DATA EXTRACTS: Begin

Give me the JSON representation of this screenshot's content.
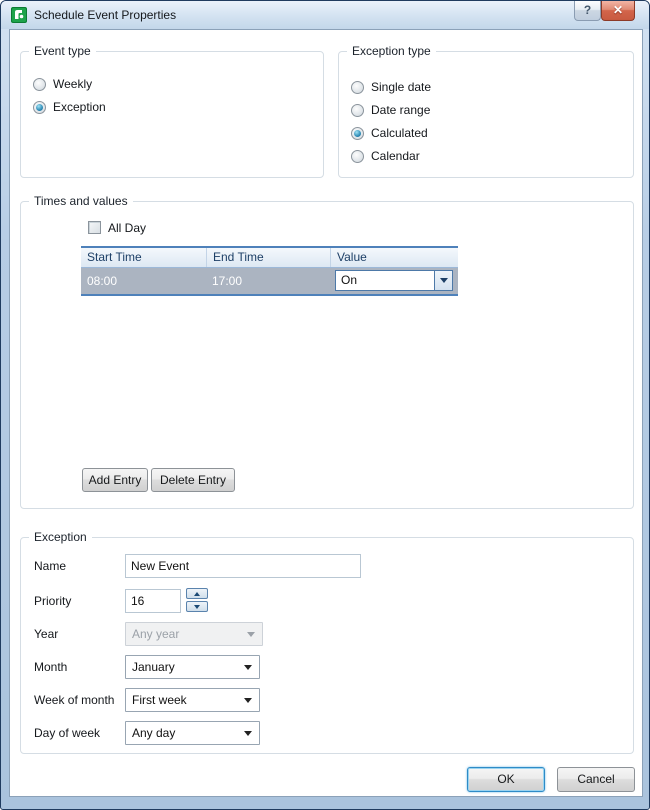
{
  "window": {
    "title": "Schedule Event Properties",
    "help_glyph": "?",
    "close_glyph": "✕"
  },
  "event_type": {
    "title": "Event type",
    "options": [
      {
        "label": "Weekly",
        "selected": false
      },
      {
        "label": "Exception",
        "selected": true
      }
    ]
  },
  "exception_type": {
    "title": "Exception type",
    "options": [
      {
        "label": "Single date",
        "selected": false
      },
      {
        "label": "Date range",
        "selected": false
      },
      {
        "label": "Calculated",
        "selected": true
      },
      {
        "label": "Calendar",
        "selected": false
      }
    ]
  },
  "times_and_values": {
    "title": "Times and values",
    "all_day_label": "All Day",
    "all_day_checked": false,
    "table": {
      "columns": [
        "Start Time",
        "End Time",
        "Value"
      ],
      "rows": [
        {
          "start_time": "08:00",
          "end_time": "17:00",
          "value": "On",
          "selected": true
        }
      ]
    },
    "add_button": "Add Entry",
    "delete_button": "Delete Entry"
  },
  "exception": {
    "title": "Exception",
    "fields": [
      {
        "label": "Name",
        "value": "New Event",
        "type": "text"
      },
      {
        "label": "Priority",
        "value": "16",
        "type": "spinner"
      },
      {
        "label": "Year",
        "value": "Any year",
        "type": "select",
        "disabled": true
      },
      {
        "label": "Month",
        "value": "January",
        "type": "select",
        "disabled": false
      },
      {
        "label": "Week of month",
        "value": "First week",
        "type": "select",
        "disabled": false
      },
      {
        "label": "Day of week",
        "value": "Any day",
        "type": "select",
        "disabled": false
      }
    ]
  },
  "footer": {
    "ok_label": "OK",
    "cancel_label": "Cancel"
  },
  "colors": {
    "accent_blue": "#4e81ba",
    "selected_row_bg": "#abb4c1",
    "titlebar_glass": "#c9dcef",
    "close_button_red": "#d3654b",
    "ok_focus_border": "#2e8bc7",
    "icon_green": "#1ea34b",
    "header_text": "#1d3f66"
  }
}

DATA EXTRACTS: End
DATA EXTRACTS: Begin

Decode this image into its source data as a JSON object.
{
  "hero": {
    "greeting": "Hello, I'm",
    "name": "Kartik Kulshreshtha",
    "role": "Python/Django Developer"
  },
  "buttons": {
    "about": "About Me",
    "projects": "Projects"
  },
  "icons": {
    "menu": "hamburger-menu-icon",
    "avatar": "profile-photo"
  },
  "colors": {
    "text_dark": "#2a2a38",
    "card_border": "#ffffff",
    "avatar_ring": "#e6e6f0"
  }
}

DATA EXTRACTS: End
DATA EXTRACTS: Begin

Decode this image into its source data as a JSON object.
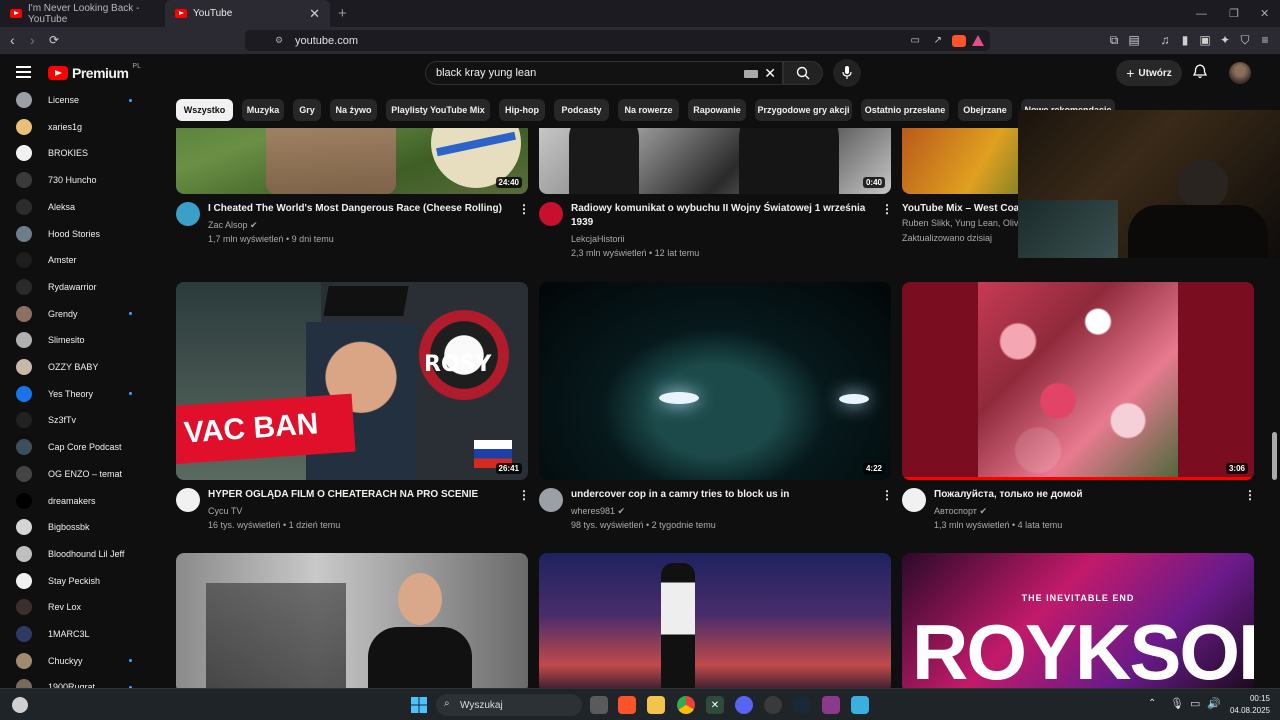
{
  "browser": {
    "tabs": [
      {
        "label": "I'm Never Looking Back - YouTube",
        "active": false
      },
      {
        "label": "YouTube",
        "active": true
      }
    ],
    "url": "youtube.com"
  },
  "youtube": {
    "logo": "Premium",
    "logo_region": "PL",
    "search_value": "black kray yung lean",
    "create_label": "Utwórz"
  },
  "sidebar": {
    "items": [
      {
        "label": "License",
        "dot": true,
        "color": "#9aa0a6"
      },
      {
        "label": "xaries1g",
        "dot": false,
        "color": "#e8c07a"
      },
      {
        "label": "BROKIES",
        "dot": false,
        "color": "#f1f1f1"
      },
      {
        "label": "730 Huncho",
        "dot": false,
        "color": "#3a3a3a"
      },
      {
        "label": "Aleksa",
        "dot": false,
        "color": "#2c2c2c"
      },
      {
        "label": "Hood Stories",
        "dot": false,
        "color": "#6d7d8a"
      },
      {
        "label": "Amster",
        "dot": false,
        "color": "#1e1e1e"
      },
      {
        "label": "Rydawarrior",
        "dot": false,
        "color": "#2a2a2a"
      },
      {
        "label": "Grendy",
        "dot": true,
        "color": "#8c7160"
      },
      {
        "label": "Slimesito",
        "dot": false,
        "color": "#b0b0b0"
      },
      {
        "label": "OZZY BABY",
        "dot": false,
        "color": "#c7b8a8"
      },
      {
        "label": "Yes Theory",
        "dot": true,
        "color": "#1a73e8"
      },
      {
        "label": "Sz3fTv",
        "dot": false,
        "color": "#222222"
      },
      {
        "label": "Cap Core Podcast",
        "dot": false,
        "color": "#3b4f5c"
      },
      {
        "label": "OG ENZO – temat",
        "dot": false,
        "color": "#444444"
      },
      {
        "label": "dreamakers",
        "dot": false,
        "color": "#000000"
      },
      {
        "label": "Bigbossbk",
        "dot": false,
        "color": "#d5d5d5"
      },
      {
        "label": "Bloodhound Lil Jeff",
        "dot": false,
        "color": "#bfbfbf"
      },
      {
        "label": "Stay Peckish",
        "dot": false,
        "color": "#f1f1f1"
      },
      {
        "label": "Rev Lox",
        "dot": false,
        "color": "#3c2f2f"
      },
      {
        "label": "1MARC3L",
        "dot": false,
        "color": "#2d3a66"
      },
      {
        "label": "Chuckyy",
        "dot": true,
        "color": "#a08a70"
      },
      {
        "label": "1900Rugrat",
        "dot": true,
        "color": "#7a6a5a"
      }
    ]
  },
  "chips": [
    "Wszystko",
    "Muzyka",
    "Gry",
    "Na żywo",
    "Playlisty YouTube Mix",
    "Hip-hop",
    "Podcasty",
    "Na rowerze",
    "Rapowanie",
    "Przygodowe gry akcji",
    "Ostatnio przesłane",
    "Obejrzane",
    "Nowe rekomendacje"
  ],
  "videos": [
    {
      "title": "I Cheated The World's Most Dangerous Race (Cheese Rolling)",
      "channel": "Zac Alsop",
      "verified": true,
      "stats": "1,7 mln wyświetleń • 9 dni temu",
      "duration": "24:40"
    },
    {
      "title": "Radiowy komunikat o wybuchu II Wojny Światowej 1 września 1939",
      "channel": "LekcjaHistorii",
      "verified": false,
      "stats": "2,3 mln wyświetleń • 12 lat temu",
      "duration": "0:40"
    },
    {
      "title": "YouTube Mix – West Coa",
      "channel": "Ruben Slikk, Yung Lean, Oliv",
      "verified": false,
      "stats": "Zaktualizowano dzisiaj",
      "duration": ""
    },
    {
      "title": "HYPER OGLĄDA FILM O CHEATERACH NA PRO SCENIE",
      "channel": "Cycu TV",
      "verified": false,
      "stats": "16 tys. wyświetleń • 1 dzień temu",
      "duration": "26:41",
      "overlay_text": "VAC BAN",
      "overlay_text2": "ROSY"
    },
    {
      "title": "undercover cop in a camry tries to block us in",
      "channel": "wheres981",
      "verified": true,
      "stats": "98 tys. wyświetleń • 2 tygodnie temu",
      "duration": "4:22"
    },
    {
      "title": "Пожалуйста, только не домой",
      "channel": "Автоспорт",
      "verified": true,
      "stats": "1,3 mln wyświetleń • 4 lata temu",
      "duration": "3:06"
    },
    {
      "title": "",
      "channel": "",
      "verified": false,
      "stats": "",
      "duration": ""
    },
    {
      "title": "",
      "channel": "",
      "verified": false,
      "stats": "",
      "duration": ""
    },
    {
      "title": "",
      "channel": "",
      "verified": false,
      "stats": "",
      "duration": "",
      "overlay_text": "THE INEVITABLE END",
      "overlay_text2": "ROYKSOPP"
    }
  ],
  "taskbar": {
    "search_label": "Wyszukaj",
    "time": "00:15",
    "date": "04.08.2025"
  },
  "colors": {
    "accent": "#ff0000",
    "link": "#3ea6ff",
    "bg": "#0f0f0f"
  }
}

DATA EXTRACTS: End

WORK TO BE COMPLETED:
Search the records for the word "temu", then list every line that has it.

EXERCISE RESPONSE:
      "stats": "1,7 mln wyświetleń • 9 dni temu",
      "stats": "2,3 mln wyświetleń • 12 lat temu",
      "stats": "16 tys. wyświetleń • 1 dzień temu",
      "stats": "98 tys. wyświetleń • 2 tygodnie temu",
      "stats": "1,3 mln wyświetleń • 4 lata temu",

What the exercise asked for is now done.